The group’s exit in 1974 Kimono My House was a critical and commercial success, spawning two of the top 10 UK singles. When Sparks appeared on the BBC The top of the pops, filmmaker Edgar Wright says they made a distinct impression.
“Russell is conventionally good-looking but quite androgynous and likes to strut around like a woman’s blouse, which would have been something at the time,” Wright said. “Ron has that Chaplin-style toothbrush mustache, and his hair slicked back, so he looks a bit like a creepy substitute teacher who has walked around in front of the TV. And on top of that, he’s watching the audience in the lens. at home, without smiling. “
Although Sparks managed to attract a significant number of fans, Wright says it’s no surprise that they failed to reach the mainstream: “They were kind of like provocateurs. You know you can kind of see the seeds of punk rock in what they were. There was something a little bit shocking about it, and coupled with their sound, it was too much for some people to understand. “
The Mael brothers returned to the United States in 1976, exploring heavier rock sounds before changing course and enlisting the producer Giorgio Moroder for their 1979 electro-pop effort, N ° 1 in paradise.
Critical David Fear says this album influenced a whole generation of British bands, including synth and electro pop duets like Erasure and Pet Shop Boys. In 1983, Sparks scored his first American Top 50 success, “Cool places“, a new wave inspired collaboration with Jane Wiedlin from Go-Go. From there it was electronic dance pop, then classically influenced pop art, and even a radio musical commissioned by Swedish public radio.

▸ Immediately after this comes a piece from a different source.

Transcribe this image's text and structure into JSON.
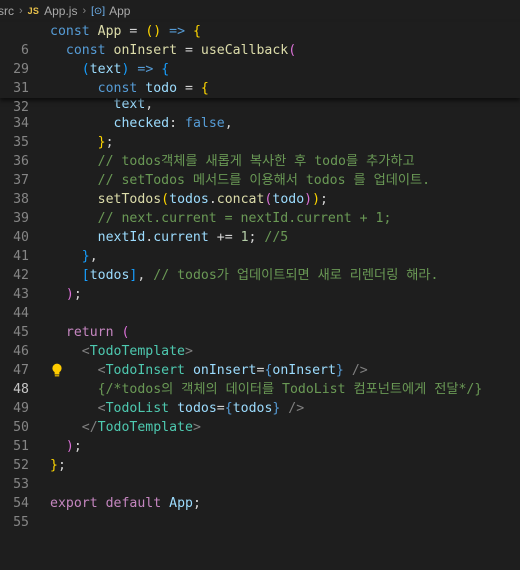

Rather than just staying ahead, says Fear, Sparks has always “built the curve,” relentlessly innovating in new terrain, sometimes at the expense of the recognition they’ve earned. Indeed, during a career spanning five decades and 25 albums, beyond their status as beloved group, Sparks remained largely unknown.
However, this summer, Sparks finally seems to have his time. Edgar Wright’s new documentary, The Sparks Brothers, is a star-studded love letter celebrating Mael’s quirky originality. It’s now in theaters and streaming on demand. Sparks has also partnered with French director Leos Carax on the unconventional musical film Annette, with Adam Driver and Marion Cotillard. Following the opening of this year’s Cannes Film Festival, it will hit theaters in the US on August 6 and air from August 20.
While some Sparks superfans may be ambivalent about the appearance of their favorite “secret” band, Russell Mael says he hopes the wave of attention will expand the reach of their audience. Where to start delving into the band’s vast eclectic discography is a challenge, but, thanks to NPR’s Bob Mondello, Here are some suggestions.